I first attended the Canadian Club with Rosalyn Morgan (a friend and former legal secretary at Macdonald, Affleck). We had booked a private dining room along the side of the dance floor behind a heavy curtain through which the waiters came and went bearing such delicacies as turtle soup and lemon sorbet. While dancing we literally bumped into Don Johnson and his wife Lorna.  Don was an accountant.  Unknown to me at the time, he acted for John H. Kerry who became my most prominent client. Lorna – by further coincidence – was the daughter of Raymond A. Jamieson, QC whose law practice I took over when I set up my own law office in Almonte.

Another strange coincidence was that Rosalyn‘s father lived on the street adjacent my parents in Ottawa. We first became acquainted with him because he held an enormous house party in preparation for which letters were sent to all the neighbours apologizing for the anticipated noise and commotion. Years later I met Rosalyn’s father shortly after he was released from prison for having nefariously pedalled mining stocks. He was an engineer.

Denis and I attended a gala wedding of the daughter of Donald and Alana Abraham at the Château Laurier Hotel. It was a huge celebration beginning with a cocktail party followed by a sit-down dinner for hundreds.  Donald was the cousin of Paul Anka.  When Anka visited Ottawa to perform at the National Arts Centre I was asked to play the grand piano in the lobby of the National Arts Centre precedent to the private dinner party held upstairs for invited guests.

The only unpleasant incident at the Hotel of which I am aware was one involving Gordon Burroughs who was my mother’s interior designer.  Gordon was notoriously ostentatious.  One night after leaving the main lounge and going to his Rolls Royce parked in the Hotel he was accosted by vandals, battered and his gold Rolex watch stolen.

The Hotel was also the venue for private jewellery exhibitions (Robert Hutchings) and auctioneers (Dupuis Fine Jewellery) in addition to intimate cocktail rendezvous at the Cross Keys lounge; summer al fresco drinks on the terrace overlooking the Canal locks; surreptitious viewing of the July 1st fireworks on Parliament Hill from the secret turrets of the Hotel; and innumerable points of convenience for meeting family and friends when heading elsewhere in downtown Ottawa or the By Ward Market.  The Hotel (Fairmont Gold) afforded a pied à terre for us country folk when visiting the capital for dinner; we would invite our dinner guests to the private lounge afterwards for pousse-café.

One final serendipity is that Denis’ cousin Gerry Arial operated his florist shop The Silver Rose at the Hotel.

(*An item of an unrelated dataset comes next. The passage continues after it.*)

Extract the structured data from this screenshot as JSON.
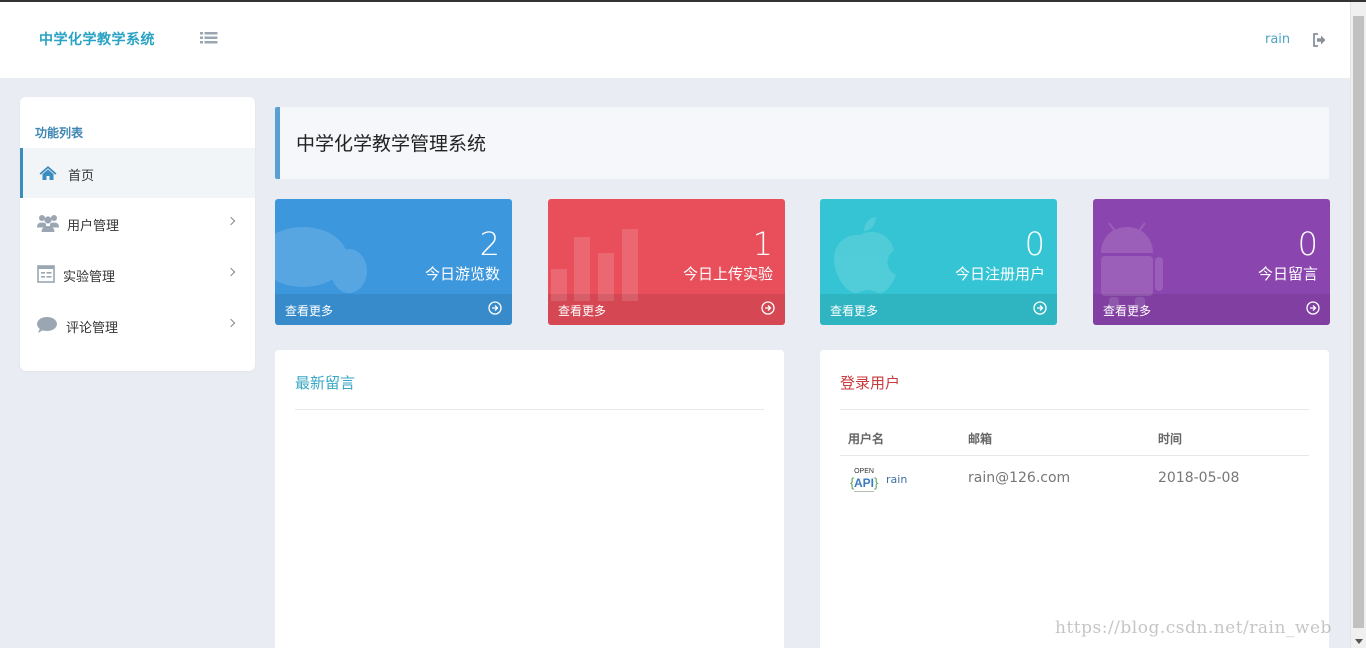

Among his many other achievements Gerry planned all the floral arrangements for the Pope when he visited North America; and for the hotel scene in the movie Little Gloria – Happy at Last about Gloria Vanderbilt.